At 7PM, The Sedona International Film Festival, in partnership with the Mental Health Coalition Verde Valley, will present the Northern Arizona premiere of the multiple award-winning film “Resilience: The Biology of Stress and the Science of Hope.” There will be one show only at 7 p.m. at the Mary D. Fisher Theatre. The film screening will be followed by a discussion.
Directed by James Redford, “Resilience: The Biology of Stress and the Science of Hope” chronicles the birth of a new movement among pediatricians, therapists, educators and communities, who are using cutting-edge brain science to disrupt cycles of violence, addiction and disease. The original research was controversial, but the findings revealed the most important public health findings of a generation. “Resilience” is a one-hour documentary that delves into the science of Adverse Childhood Experiences (ACEs) and the birth of a new movement to treat and prevent toxic stress.

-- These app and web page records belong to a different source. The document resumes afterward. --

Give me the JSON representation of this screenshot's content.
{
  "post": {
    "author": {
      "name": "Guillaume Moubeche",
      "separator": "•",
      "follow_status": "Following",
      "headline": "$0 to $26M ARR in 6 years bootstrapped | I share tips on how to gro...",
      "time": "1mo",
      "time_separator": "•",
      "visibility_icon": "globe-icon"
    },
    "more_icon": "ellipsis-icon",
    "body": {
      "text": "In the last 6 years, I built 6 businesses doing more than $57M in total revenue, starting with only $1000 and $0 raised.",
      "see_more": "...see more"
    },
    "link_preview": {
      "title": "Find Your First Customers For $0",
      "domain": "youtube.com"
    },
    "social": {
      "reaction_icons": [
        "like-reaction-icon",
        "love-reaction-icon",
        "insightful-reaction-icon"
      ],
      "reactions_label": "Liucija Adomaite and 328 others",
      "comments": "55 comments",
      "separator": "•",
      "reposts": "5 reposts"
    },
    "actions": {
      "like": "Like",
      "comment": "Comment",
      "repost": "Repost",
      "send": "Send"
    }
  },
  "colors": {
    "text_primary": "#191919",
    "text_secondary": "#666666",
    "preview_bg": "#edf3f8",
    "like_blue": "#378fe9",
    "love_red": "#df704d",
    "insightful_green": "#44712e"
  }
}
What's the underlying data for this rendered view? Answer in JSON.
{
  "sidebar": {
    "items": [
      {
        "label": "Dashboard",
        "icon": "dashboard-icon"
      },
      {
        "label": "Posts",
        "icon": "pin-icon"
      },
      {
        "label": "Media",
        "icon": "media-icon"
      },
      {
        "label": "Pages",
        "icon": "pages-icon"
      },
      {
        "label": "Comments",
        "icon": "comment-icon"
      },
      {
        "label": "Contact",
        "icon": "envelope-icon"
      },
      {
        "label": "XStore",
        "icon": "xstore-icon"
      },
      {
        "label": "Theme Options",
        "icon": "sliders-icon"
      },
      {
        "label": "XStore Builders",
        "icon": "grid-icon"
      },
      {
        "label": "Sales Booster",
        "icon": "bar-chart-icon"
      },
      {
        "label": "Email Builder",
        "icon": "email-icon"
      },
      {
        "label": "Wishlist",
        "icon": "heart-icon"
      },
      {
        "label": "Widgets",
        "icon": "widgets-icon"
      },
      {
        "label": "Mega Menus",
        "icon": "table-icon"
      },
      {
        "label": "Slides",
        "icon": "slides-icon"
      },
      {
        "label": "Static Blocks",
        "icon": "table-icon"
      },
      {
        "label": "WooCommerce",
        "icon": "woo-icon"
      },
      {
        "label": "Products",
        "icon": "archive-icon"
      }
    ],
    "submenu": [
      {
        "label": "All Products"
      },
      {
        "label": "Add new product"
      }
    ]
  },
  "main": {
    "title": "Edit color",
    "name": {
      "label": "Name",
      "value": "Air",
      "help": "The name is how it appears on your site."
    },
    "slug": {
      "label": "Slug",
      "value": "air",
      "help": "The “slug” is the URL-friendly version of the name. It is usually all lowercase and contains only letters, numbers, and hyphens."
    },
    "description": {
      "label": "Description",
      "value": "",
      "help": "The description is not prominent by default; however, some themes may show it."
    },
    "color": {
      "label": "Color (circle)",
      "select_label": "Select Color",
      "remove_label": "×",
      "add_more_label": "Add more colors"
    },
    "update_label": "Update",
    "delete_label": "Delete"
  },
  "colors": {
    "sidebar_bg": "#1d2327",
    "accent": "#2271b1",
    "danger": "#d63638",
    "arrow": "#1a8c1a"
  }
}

Now understood to be one of the leading causes of everything from heart disease and cancer to substance abuse and depression, extremely stressful experiences in childhood can alter brain development and have lifelong effects on health and behavior. However, as experts and practitioners profiled in “Resilience” are proving, what’s predictable is preventable. These physicians, educators, social workers and communities are daring to talk about the effects of divorce, abuse and neglect. And they’re using cutting edge science to help the next generation break the cycles of adversity and disease.
“Resilience: The Biology of Stress and the Science of Hope” uses beautiful animation and compelling characters to explore the science and the solutions. The film follows pioneering individuals who looked at the ACES research and the emerging science of toxic stress and asked, “Why are we waiting?” Each took this new information and used it in new ways. The film chronicles the promising beginnings of a national movement to prevent childhood trauma, treat toxic stress, and greatly improve the health of future generations.
“Resilience” will be preceded by a screening of the award-winning short film “The Holistic Life Foundation: Breathing Love Into a Community”. It recently won the Audience Choice Award at the Illuminate Film Festival here in Sedona earlier this year. The film portrays the work of the three founders of the Holistic Life Institute, who have dedicated their lives to bringing the benefits of mindfulness and meditation to the inner-city neighborhood in Baltimore where two of the founders were born and raised. Tickets for the movie are available online at www.sedonafilmfestival.org or at the box office.
For more information about Mental Health Monday, contact Barbara Litrell 649-0135 or email@example.com.